**Assignment:** Every entry that follows is to be duplicated exactly.

*** Records for the exercise Section Begins ***

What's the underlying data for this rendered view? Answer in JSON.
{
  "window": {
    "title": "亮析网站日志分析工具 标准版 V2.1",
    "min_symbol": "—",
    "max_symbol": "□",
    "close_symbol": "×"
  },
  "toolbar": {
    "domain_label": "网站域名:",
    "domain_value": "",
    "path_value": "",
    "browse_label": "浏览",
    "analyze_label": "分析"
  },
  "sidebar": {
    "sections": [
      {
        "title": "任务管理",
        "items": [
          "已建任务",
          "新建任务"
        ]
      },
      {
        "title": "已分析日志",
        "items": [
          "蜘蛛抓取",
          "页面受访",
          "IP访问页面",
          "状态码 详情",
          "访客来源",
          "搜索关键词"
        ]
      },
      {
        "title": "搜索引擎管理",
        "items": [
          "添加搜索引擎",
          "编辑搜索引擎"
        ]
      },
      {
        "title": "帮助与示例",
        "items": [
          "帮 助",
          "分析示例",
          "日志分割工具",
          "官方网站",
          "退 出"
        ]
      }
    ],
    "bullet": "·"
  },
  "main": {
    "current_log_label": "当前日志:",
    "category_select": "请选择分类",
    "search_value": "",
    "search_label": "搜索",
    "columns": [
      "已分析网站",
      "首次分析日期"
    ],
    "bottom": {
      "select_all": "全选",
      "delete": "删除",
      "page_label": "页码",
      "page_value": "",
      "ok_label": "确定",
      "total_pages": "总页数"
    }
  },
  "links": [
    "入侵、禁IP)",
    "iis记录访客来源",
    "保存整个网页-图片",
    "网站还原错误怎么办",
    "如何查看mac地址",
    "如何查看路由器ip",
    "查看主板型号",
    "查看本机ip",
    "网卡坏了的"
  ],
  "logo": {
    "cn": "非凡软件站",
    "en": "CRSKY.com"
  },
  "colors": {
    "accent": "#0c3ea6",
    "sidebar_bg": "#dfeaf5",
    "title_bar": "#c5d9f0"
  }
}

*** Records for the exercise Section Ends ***

**Response below:**
What's the underlying data for this rendered view? Answer in JSON.
{
  "window": {
    "title": "亮析网站日志分析工具 标准版 V2.1",
    "min_symbol": "—",
    "max_symbol": "□",
    "close_symbol": "×"
  },
  "toolbar": {
    "domain_label": "网站域名:",
    "domain_value": "",
    "path_value": "",
    "browse_label": "浏览",
    "analyze_label": "分析"
  },
  "sidebar": {
    "sections": [
      {
        "title": "任务管理",
        "items": [
          "已建任务",
          "新建任务"
        ]
      },
      {
        "title": "已分析日志",
        "items": [
          "蜘蛛抓取",
          "页面受访",
          "IP访问页面",
          "状态码 详情",
          "访客来源",
          "搜索关键词"
        ]
      },
      {
        "title": "搜索引擎管理",
        "items": [
          "添加搜索引擎",
          "编辑搜索引擎"
        ]
      },
      {
        "title": "帮助与示例",
        "items": [
          "帮 助",
          "分析示例",
          "日志分割工具",
          "官方网站",
          "退 出"
        ]
      }
    ],
    "bullet": "·"
  },
  "main": {
    "current_log_label": "当前日志:",
    "category_select": "请选择分类",
    "search_value": "",
    "search_label": "搜索",
    "columns": [
      "已分析网站",
      "首次分析日期"
    ],
    "bottom": {
      "select_all": "全选",
      "delete": "删除",
      "page_label": "页码",
      "page_value": "",
      "ok_label": "确定",
      "total_pages": "总页数"
    }
  },
  "links": [
    "入侵、禁IP)",
    "iis记录访客来源",
    "保存整个网页-图片",
    "网站还原错误怎么办",
    "如何查看mac地址",
    "如何查看路由器ip",
    "查看主板型号",
    "查看本机ip",
    "网卡坏了的"
  ],
  "logo": {
    "cn": "非凡软件站",
    "en": "CRSKY.com"
  },
  "colors": {
    "accent": "#0c3ea6",
    "sidebar_bg": "#dfeaf5",
    "title_bar": "#c5d9f0"
  }
}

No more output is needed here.